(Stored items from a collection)

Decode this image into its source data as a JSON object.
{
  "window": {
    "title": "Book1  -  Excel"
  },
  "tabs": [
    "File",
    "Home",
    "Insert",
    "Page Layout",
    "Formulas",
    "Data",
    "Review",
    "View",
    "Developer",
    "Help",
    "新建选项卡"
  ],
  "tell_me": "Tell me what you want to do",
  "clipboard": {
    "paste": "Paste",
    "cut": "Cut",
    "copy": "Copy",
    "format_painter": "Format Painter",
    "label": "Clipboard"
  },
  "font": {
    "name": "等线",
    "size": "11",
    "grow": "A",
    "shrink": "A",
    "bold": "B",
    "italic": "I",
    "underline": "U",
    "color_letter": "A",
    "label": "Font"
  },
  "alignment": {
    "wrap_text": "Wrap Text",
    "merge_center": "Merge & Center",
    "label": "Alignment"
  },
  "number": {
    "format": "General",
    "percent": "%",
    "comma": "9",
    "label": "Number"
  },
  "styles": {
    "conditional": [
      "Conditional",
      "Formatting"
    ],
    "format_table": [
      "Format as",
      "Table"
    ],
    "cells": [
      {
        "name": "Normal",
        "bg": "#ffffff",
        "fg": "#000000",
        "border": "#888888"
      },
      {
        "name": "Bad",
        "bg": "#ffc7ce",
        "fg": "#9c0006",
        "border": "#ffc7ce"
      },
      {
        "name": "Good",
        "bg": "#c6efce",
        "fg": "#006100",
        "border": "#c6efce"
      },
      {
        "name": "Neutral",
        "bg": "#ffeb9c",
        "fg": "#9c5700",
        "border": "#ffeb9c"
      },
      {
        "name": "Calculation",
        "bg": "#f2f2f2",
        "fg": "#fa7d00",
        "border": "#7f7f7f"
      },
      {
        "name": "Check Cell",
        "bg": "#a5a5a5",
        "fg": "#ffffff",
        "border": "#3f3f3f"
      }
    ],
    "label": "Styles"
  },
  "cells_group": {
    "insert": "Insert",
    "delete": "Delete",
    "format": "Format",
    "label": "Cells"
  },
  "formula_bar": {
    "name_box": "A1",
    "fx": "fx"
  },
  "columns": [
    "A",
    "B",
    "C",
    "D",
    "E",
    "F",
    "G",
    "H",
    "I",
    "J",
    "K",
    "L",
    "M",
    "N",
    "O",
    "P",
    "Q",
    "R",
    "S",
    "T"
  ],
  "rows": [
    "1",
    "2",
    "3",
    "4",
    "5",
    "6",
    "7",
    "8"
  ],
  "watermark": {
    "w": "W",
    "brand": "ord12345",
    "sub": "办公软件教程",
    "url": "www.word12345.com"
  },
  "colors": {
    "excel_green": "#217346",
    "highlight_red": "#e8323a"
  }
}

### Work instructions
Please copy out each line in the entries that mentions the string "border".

### Output below
        "border": "#888888"
        "border": "#ffc7ce"
        "border": "#c6efce"
        "border": "#ffeb9c"
        "border": "#7f7f7f"
        "border": "#3f3f3f"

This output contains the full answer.